A new glass battery developed by John Goodenough, one of the winners of the 2019 Nobel Prize for the invention of the lithium ion battery, is moving into the commercialization stage of development with Canadian electric utility Hydro-Quebec.
The new glass battery was developed by Goodenough – who is 97 years old and still an active professor at the University of Texas – and Maria Helena Braga, professor of engineering at the University of Porto in Portugal. (The photograph above shows Prof. Goodenough receiving the National Medal of Science from fellow Nobel Laureate Barack Obama. Photo credit: University of Texas).
Professor Goodenough told the IEEE Spectrum (Institute of Electrical and Electronics Engineers) that “the lithium- or sodium-glass battery has three times the energy storage capacity of a comparable lithium-ion battery.” The paper he and his team published about the technology in 2018 claims “a charge/discharge cycle life of over 23,000 cycles” and Professor Braga has said it charges in “minutes rather than hours”. (For comparison, the claim for the million mile Tesla battery making a lot of news is that it can go through 4,000 cycles while retaining 90% of its efficiency.)
Glass battery has solid state electrolyte
The battery’s electrolyte – the material that enables electrical charge to flow between the positive and negative electrodes – is a glass doped with metals. Because it is a solid it holds the promise of having higher energy density – storing more electricity in less weight.
Solid state batteries are seen as the next big breakthrough in battery technology not only because of the lower weight/higher energy density, but also because of low risk of fire or explosion.
We’ve written before about how there are a lot of claims about batteries in research labs, but the real test comes in whether they can be mass produced (for a reasonable price) and commercialized. Two batteries that do make claims about higher energy densities and also seem to have real possibilities of making it to market are the Oryx and the Prologium.
This lithium-glass battery also looks promising. The financial and human resources of a huge corporation like Hydro Quebec building on the innovation and breakthroughs of Goodenough and Braga offer the opportunity to do extensive testing and open doors to potential customers. Prof. Goodenough said in 2017 “I don’t want to do development. I don’t want to be going into business. I’m 94. I don’t need the money.”
While Hydro-Quebec’s main business is running 63 hydroelectric power stations with a massive combined output capacity of 37.4 gigawatts, it also operates a highly regarded 120 person research lab, the Center of Excellence in Transportation Electrification and Energy Storage
This is far from the first time Hydro Quebec has worked with the Nobel Prize winner.

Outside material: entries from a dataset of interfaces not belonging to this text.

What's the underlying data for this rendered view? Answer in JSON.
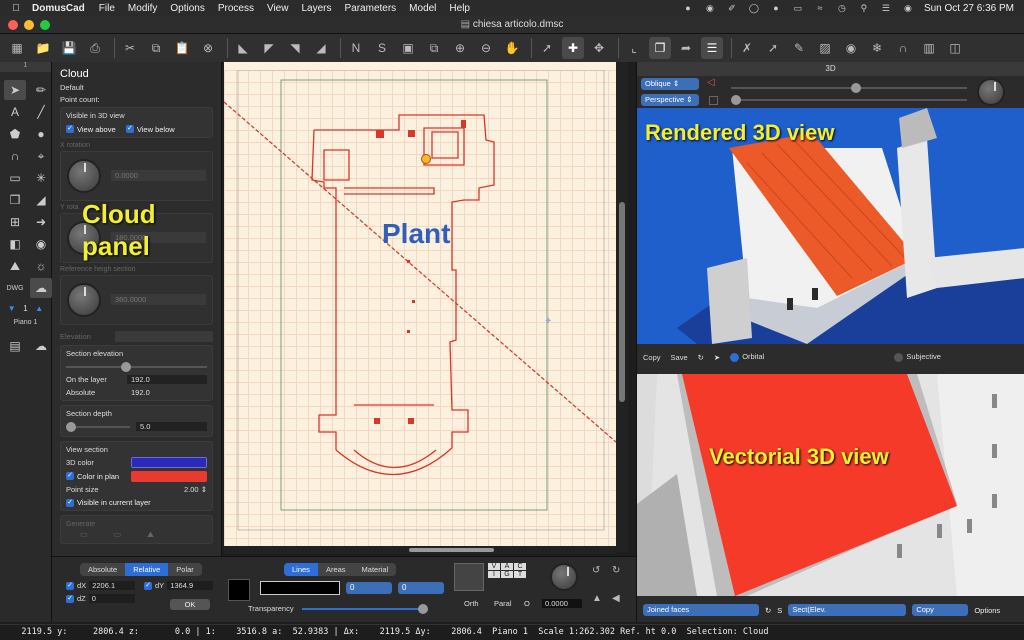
{
  "menubar": {
    "app_name": "DomusCad",
    "items": [
      "File",
      "Modify",
      "Options",
      "Process",
      "View",
      "Layers",
      "Parameters",
      "Model",
      "Help"
    ],
    "clock": "Sun Oct 27  6:36 PM"
  },
  "window": {
    "title": "chiesa articolo.dmsc"
  },
  "palette": {
    "tab": "1",
    "dwg_label": "DWG",
    "layer_number": "1",
    "layer_name": "Piano 1"
  },
  "cloud_panel": {
    "title": "Cloud",
    "subtitle": "Default",
    "point_count_label": "Point count:",
    "visible_3d_label": "Visible in 3D view",
    "view_above": "View above",
    "view_below": "View below",
    "x_rotation_label": "X rotation",
    "x_rotation_value": "0.0000",
    "y_rotation_label": "Y rota",
    "y_rotation_value": "180.0000",
    "ref_heigh_label": "Reference heigh section",
    "ref_heigh_value": "360.0000",
    "elevation_label": "Elevation",
    "section_elevation_label": "Section elevation",
    "on_layer_label": "On the layer",
    "on_layer_value": "192.0",
    "absolute_label": "Absolute",
    "absolute_value": "192.0",
    "section_depth_label": "Section  depth",
    "section_depth_value": "5.0",
    "view_section_label": "View section",
    "color_3d_label": "3D color",
    "color_in_plan_label": "Color in plan",
    "point_size_label": "Point size",
    "point_size_value": "2.00",
    "visible_current_layer": "Visible in current layer",
    "generate_label": "Generate"
  },
  "overlays": {
    "cloud_panel": "Cloud\npanel",
    "plant": "Plant",
    "rendered": "Rendered 3D view",
    "vectorial": "Vectorial 3D view"
  },
  "pane3d": {
    "header": "3D",
    "projection": "Oblique",
    "perspective": "Perspective",
    "copy": "Copy",
    "save": "Save",
    "orbital": "Orbital",
    "subjective": "Subjective",
    "faces": "Joined faces",
    "s_label": "S",
    "sect": "Sect(Elev.",
    "copy_dd": "Copy",
    "options": "Options"
  },
  "bottom": {
    "coord_modes": [
      "Absolute",
      "Relative",
      "Polar"
    ],
    "dx": "2206.1",
    "dy": "1364.9",
    "dz": "0",
    "ok": "OK",
    "style_tabs": [
      "Lines",
      "Areas",
      "Material"
    ],
    "dd1": "0",
    "dd2": "0",
    "transparency_label": "Transparency",
    "vac": [
      "V",
      "A",
      "C",
      "I",
      "G",
      "T"
    ],
    "orth": "Orth",
    "paral": "Paral",
    "o_label": "O",
    "angle_value": "0.0000"
  },
  "status": "   2119.5 y:     2806.4 z:       0.0 | 1:    3516.8 a:  52.9383 | Δx:    2119.5 Δy:    2806.4  Piano 1  Scale 1:262.302 Ref. ht 0.0  Selection: Cloud",
  "colors": {
    "accent": "#2d6fd6",
    "cloud_red": "#e4352a",
    "color_3d": "#2a2ab8",
    "color_plan": "#e83a2e",
    "overlay_text": "#f2ee33"
  }
}
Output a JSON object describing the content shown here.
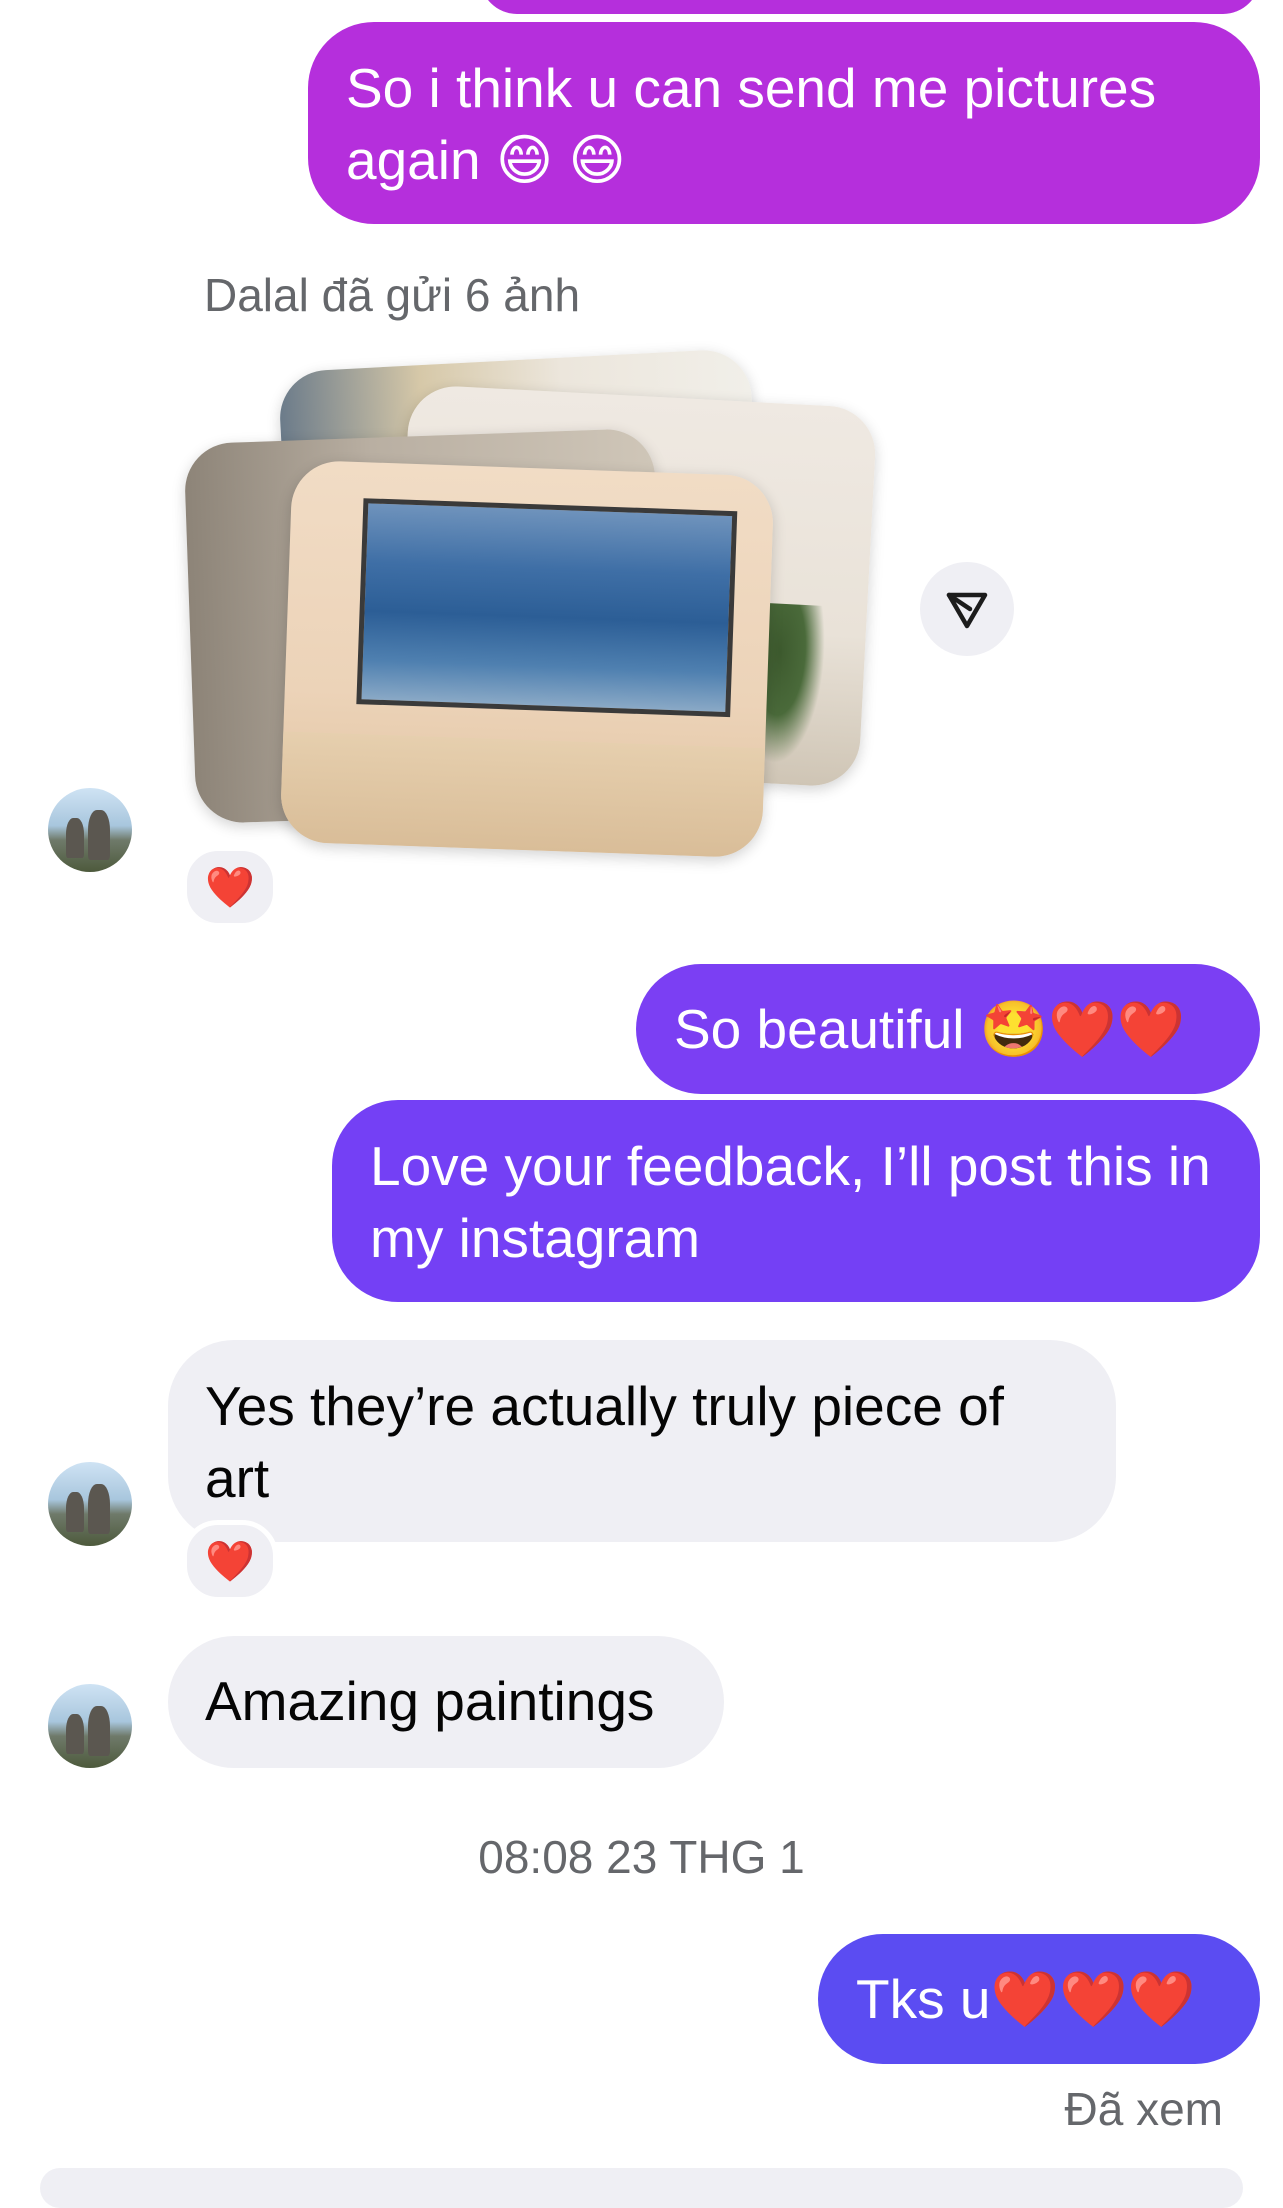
{
  "messages": {
    "m1": {
      "text": "So i think u can send me pictures again",
      "emojis": "😄 😄"
    },
    "photo_notice": "Dalal đã gửi 6 ảnh",
    "photo_reaction": "❤️",
    "m2": {
      "text": "So beautiful",
      "emojis": "🤩❤️❤️"
    },
    "m3": {
      "text": "Love your feedback, I’ll post this in my instagram"
    },
    "m4": {
      "text": "Yes they’re actually truly piece of art",
      "reaction": "❤️"
    },
    "m5": {
      "text": "Amazing paintings"
    },
    "timestamp": "08:08 23 THG 1",
    "m6": {
      "text": "Tks u",
      "emojis": "❤️❤️❤️"
    },
    "status": "Đã xem"
  },
  "colors": {
    "outgoing_pink": "#b52fdc",
    "outgoing_violet": "#7440f5",
    "outgoing_indigo": "#5b4cf2",
    "incoming_bg": "#efeff4",
    "meta_text": "#65676b"
  },
  "icons": {
    "share": "share-icon",
    "avatar": "avatar"
  }
}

Karim Zaghib, head of the Centre , says “Hydro-Québec was the first company to work on true lithium batteries in 1979”, and it worked with Prof. Goodenough in 1996 to commercialize the now fairly common LiFePo4 battery in 1996. The chemistry is used and recommended by many electric boat and motor manufacturers and is also used in electric buses and for energy storage. (LiFePo is Li: Lithium – Fe IRON, not ion – Po: Phosphate.)
Lighter electric boat batteries by 2022?
Earlier this month Hydro Quebec announced that they are also working with Mercedes-Benz on a different solid state battery technology, which is being referred to as ‘second generation’ lithium solid state. The new glass battery is considered ‘third generation’.
Zaghib said of the Goodenough/Braga battery’s electrolyte that “It can be glass or ceramic, but it is not a polymer. The Daimler battery is an organic compound, and this is an inorganic compound, with higher ionic conductivity compared to the polymer.” In as close as we can get to plain English, that means the ions in the battery shuttle back and forth between the electrodes more readily. Hence (potentially) larger capacity, faster charging and more charging cycles.
He also said about the timeline “For the next two years we do research and development in order to prove the concept and to scale the materials.” That coincides almost precisely with what Professor Barga said last June when she projected that “it will first be used in a commercial product in three years.” So if all goes well, the era of lighter, higher capacity (and non-flammable) batteries may soon be upon us.